Will it work? The device itself can find out. Start by monitoring peak traffic speeds before the notes begin being sent out, and their registration numbers. Then start sending notes out, and see if peak speeding speeds drop -or if the previously noted vehicles get seen repeatedly. Again, this could be a simple datamining exercise.
The sales brochure implies the cameras can be set to look for specific vehicles; download a number in and the camera will send an alert out when a specific car is seen. With a hard disk, you've got room to store a lot of numbers to search through.

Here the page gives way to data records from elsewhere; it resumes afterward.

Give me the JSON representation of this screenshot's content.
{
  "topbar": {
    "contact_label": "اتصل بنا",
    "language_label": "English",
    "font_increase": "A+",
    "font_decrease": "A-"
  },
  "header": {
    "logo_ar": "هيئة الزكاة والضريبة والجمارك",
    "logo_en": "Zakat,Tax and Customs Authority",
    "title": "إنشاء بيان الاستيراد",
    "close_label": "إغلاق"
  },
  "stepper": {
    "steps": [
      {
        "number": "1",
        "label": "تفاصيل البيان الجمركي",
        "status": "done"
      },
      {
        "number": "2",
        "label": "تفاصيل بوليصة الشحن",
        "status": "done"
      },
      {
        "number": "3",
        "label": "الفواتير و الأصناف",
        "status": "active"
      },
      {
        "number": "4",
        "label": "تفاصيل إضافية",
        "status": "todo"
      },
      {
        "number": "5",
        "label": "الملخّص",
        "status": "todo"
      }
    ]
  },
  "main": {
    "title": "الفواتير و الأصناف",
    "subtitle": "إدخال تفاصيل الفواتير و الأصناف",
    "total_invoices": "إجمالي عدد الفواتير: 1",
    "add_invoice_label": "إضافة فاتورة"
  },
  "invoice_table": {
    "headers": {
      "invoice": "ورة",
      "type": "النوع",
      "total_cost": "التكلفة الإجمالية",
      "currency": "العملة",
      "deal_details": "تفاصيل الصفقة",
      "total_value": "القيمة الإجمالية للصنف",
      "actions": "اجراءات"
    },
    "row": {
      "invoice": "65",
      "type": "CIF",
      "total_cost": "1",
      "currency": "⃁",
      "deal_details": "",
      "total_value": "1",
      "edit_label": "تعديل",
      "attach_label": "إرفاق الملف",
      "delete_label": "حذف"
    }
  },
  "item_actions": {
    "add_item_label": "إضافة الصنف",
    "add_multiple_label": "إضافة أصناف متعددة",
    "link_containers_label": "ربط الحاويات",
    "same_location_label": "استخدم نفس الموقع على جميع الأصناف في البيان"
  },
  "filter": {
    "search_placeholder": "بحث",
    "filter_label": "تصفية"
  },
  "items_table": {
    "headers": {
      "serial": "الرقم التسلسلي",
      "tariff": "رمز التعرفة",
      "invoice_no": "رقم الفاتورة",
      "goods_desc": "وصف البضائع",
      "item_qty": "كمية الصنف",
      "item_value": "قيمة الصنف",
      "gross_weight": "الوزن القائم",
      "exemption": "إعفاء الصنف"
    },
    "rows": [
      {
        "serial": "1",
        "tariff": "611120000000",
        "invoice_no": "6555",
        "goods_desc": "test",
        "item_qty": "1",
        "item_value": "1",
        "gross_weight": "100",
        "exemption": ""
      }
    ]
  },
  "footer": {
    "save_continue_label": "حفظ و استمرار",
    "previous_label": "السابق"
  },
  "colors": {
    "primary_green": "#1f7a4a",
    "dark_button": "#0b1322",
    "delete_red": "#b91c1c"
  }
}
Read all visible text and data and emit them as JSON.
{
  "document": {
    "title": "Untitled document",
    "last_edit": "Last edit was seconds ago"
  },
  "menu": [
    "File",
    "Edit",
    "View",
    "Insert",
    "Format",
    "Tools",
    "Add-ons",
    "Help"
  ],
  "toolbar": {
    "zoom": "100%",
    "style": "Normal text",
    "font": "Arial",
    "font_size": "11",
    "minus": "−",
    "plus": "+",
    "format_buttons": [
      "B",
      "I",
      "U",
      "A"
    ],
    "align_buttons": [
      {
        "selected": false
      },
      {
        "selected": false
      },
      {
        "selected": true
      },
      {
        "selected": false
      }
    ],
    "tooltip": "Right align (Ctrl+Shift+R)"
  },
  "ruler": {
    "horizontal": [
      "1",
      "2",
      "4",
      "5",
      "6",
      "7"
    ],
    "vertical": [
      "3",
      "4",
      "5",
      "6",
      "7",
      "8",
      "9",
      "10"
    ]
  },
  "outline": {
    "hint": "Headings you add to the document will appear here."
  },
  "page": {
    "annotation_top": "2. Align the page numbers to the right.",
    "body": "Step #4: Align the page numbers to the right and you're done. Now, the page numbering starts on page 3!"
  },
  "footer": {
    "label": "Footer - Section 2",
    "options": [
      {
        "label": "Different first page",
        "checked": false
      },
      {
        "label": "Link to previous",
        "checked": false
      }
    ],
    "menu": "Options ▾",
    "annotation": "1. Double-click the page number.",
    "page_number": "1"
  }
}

Security wise, the over-sturdy mounting point is probably designed to resist a truck driving into them and getting away. You can still drive a truck into them, but it will leave noticeable damage on your vehicle. The manufacturers are proud of their security measures, though they also give away the windows software needed to connect to the cameras. The attack points for this devices are no longer the yellow box, they are the network. The camera will have a mobile phone number and a password to guess; the computers used to access it will have to stay up to date with Windows monthly OS patches or they become a target in their own right. That's the problem with networked applications: you think your device has just discovered the Internet, but in reality, the Internet has just discovered your device.